## Statement

### In terms of additivity and pulling out scalars

The following are true:

• Differentiation is additive, or derivative of sum is sum of derivatives: If $f$ and $g$ are functions that are both differentiable at $x = x_0$, we have:

$\frac{d}{dx}[f(x) + g(x)]_{x = x_0} = f'(x_0) + g'(x_0)$

or equivalently, the following holds whenever the right side is defined (see concept of equality conditional to existence of one side):

$(f + g)'(x_0) = f'(x_0) + g'(x_0)$

In point-free notation, we have the following whereever the right side is defined (see concept of equality conditional to existence of one side):

$(f + g)' = f' + g'$

• Constants (also called scalars) can be pulled out of differentiations: If $f$ is differentiable at $x = x_0$ and $\lambda$ is a real number, then:

$\frac{d}{dx}[\lambda f(x)]|_{x = x_0} = \lambda f'(x_0)$

### In terms of generalized linearity

Suppose $f_1, f_2, \dots, f_n$ are functions that are all differentiable at a point $x_0$ and $a_1, a_2, \dots, a_n$ are real numbers.
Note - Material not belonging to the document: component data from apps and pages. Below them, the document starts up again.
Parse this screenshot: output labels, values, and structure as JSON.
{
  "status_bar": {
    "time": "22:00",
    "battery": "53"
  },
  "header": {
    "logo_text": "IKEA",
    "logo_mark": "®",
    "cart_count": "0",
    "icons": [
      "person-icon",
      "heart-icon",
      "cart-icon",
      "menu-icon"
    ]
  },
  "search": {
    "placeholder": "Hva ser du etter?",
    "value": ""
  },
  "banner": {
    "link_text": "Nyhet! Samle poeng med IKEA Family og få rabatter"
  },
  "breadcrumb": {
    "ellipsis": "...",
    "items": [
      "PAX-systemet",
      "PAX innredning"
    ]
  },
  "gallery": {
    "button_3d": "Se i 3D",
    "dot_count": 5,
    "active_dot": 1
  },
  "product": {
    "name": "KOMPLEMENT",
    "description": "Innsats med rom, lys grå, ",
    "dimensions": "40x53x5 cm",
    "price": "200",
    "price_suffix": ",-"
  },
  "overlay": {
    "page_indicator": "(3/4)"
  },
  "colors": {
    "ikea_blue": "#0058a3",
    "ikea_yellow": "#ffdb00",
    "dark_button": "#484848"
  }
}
Then:

$\frac{d}{dx}[a_1f_1(x) + a_2f_2(x) + \dots + a_nf_n(x)]|_{x = x_0} = a_1f_1'(x_0) + a_2f_2'(x_0) + \dots + a_nf_n'(x_0)$

## Facts used

1. Limit is linear: This states that the limit of the sum is the sum of the limits and scalars can be pulled out of limits.

## Proof

We prove here the two-sided versions. Analogous proofs exist for the one-sided versions, and these use the one-sided versions of Fact (1).

Given: $f$ and $g$ are functions that are both differentiable at $x = x_0$.
To prove: $f + g$ is differentiable at $x = x_0$, and $\! (f + g)'(x_0) = f'(x_0) + g'(x_0)$
Proof: Our proof strategy is to start out by trying to compute $\! (f + g)'(x_0)$ as a difference quotient, and keep simplifying this, using Fact (1) in the process.